**PROBLEM REQUIREMENTS:**
Report every line below that holds the word "value".

**DATA SUPPLIED:**

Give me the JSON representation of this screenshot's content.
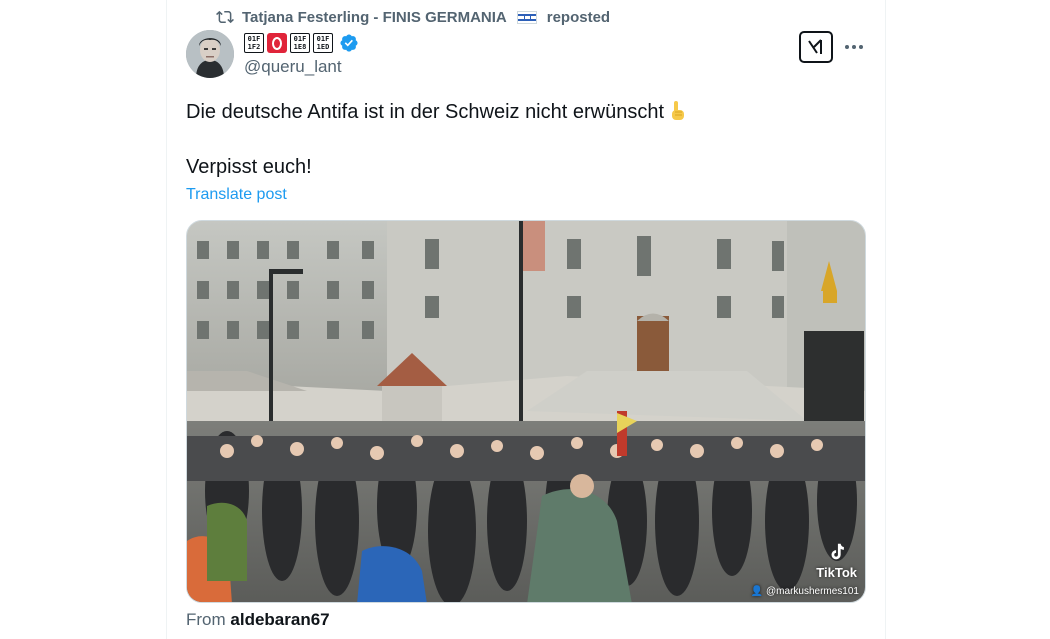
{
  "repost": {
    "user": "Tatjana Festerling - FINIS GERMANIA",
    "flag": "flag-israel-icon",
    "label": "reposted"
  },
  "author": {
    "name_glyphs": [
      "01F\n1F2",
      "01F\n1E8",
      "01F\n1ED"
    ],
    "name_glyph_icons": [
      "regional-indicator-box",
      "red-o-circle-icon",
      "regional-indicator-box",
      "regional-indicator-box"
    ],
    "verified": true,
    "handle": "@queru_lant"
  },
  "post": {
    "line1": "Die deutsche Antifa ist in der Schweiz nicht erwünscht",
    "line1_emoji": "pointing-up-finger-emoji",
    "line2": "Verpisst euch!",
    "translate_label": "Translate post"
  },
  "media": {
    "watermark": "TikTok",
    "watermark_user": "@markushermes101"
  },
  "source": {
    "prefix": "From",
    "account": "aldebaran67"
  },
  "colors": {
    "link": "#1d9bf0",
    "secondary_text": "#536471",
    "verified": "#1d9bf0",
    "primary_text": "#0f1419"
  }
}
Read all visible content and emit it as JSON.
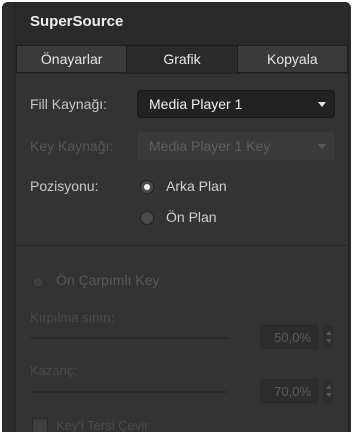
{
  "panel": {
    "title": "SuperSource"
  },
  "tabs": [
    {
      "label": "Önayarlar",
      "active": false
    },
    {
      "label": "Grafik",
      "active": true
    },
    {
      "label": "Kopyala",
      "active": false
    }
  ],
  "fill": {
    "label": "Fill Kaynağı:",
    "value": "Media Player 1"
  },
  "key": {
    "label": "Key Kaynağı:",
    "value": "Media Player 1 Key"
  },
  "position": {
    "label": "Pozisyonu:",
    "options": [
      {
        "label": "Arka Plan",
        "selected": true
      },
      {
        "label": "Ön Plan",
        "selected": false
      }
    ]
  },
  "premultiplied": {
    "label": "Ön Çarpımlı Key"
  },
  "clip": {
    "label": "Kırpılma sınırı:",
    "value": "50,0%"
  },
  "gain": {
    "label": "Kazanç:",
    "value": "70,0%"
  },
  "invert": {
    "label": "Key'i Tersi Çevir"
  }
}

**TASK RESULT:**
    "value": "Media Player 1"
    "value": "Media Player 1 Key"
    "value": "50,0%"
    "value": "70,0%"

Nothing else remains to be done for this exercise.